Laughing at adversity
Maria Bamford’s struggles become a source of material for act
Maria Bamford’s go-to yoga position is the reclined pigeon, in which the comedian lies on her back, crosses both legs like she’s striking an early-’90s breakdancer pose, and lets gravity do the rest. It’s light. It’s low-impact.
“That’s my favorite thing, when there’s little- to- no effort involved,” Bamford says with a laugh, describing her morning yoga session at home in Los Angeles. “You put out enough energy to make people think you still exist, but not too much to draw attention.”
The irony is that Bamford, who will perform today at the Palm Beach Improv in West Palm Beach, is no slouch. Bamford’s ambitious and critically acclaimed Netflix series, “Lady Dynamite,” has drawn more attention than the 47-year-old comic can handle. On the sitcom, Bamford plays a fictionalized version of herself as she struggles to restart a career after a mental breakdown, a typeII bipolar disorder diagnosis and a stay in a psychiatric ward, all of which also happened in real life. “I want to be less ambitious, or maybe not ambitious, anymore,” Bamford explains to her overzealous talent agent in the first episode.
Bamford says even her 2017 Netflix special, “Old Baby,” has reaped more attention than her 2012 special, “The Special Special Special,” in which she awkwardly performed at home for an audience of two: her parents.
“I’m a complete bull---- artist,” Bamford says of her work ethic. “I’m definitely hustling, and I’m totally into working as much as I can, but I can’t do19-hour days, on five hours of sleep, for months. I know I’m not Kathy Griffin. She’s a hustler. And she’s maintaining a very low weight. I just want to earn a certain amount a month. I’ve got to keep getting the pugs’ eyeball medication. But I don’t have that willingness to hustle a lot.
Bamford says a small work schedule now helps preserve her mental health, a topic she’s comfortable spinning into comedy on “Lady Dynamite,” which will pre- miere its second season Nov. 10 on Netflix. Mirroring the comedian’s personality, Bamford’s character on “Lady Dynamite” is an easily excitable firecracker, bouncing back and forth between manic highs and sluggish lows. She says she’s been open about her bipolar disorder with the show’s writing staff, who’ve been “respectful of the whole mental thing,” she says.
Public acceptance of other celebrities with mental illnesses, ”such as comedian Tig Notaro and singer Demi Lovato, has helped her confidence, Bamford says.
“There’s even a bipolar magazine, for god sakes. It comes out quarterly,” Bamford says. “It’s part of a greater movement in our society. When you’re sick, you’re devoid of any personal self-confidence. But I’m very confident now. It’s just that my natural state is inertia. As a comedian my energy onstage is mostly ‘I don’t care,’ but I desperately care.”

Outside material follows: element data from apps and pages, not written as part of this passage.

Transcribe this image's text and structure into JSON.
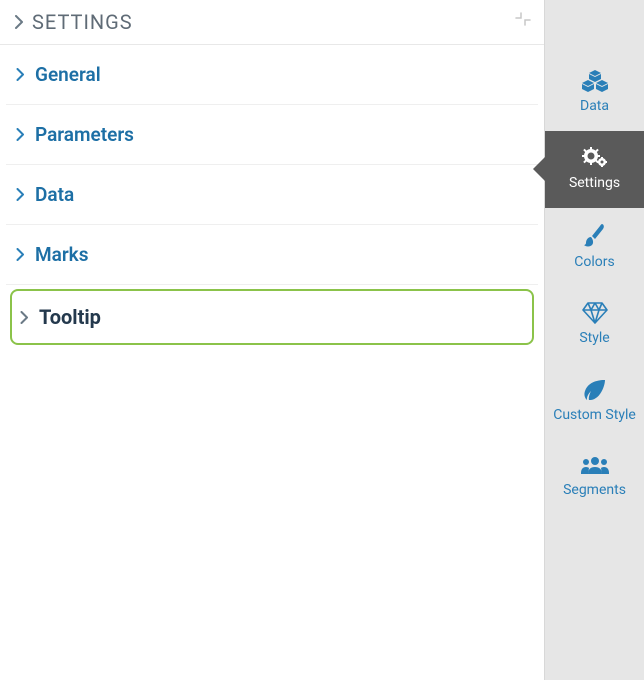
{
  "panel": {
    "title": "SETTINGS"
  },
  "sections": {
    "general": "General",
    "parameters": "Parameters",
    "data": "Data",
    "marks": "Marks",
    "tooltip": "Tooltip"
  },
  "rail": {
    "data": "Data",
    "settings": "Settings",
    "colors": "Colors",
    "style": "Style",
    "custom_style": "Custom Style",
    "segments": "Segments"
  },
  "colors": {
    "link": "#1d6fa5",
    "chevron": "#2a7fb8",
    "highlight_border": "#8bc34a",
    "rail_bg": "#e6e6e6",
    "rail_active_bg": "#5a5a5a"
  }
}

Bamford’s real-life pitfalls and triumphs are constantly reflected on “Lady Dynamite.” Early in the first season, Bamford’s character shoots a series of commercials dressed as an overly hyper shopper inside a big-box retailer. These scenes are a re-creation of her actual 2010 holiday commercials for Target, filmed just before her hospitalization.
Bamford, who recently finished taking beginner- level acting classes at the Upright Citizens Brigade theater in Los Angeles, says Season 2 will dive into her marriage to artist Scott Marvel Cassidy, whom she met on an online dating site.
“It’s even more bizarre to me, because it’s about my husband, and that experience, and it’s also science fiction-themed,” Bamford says, cracking up with a snort. “It’s almost confusing, but I swear it will all make sense. Maybe only to me.”
“You put out enough energy to make people think you still exist, but not too much to draw attention,”says comedian Maria Bamford.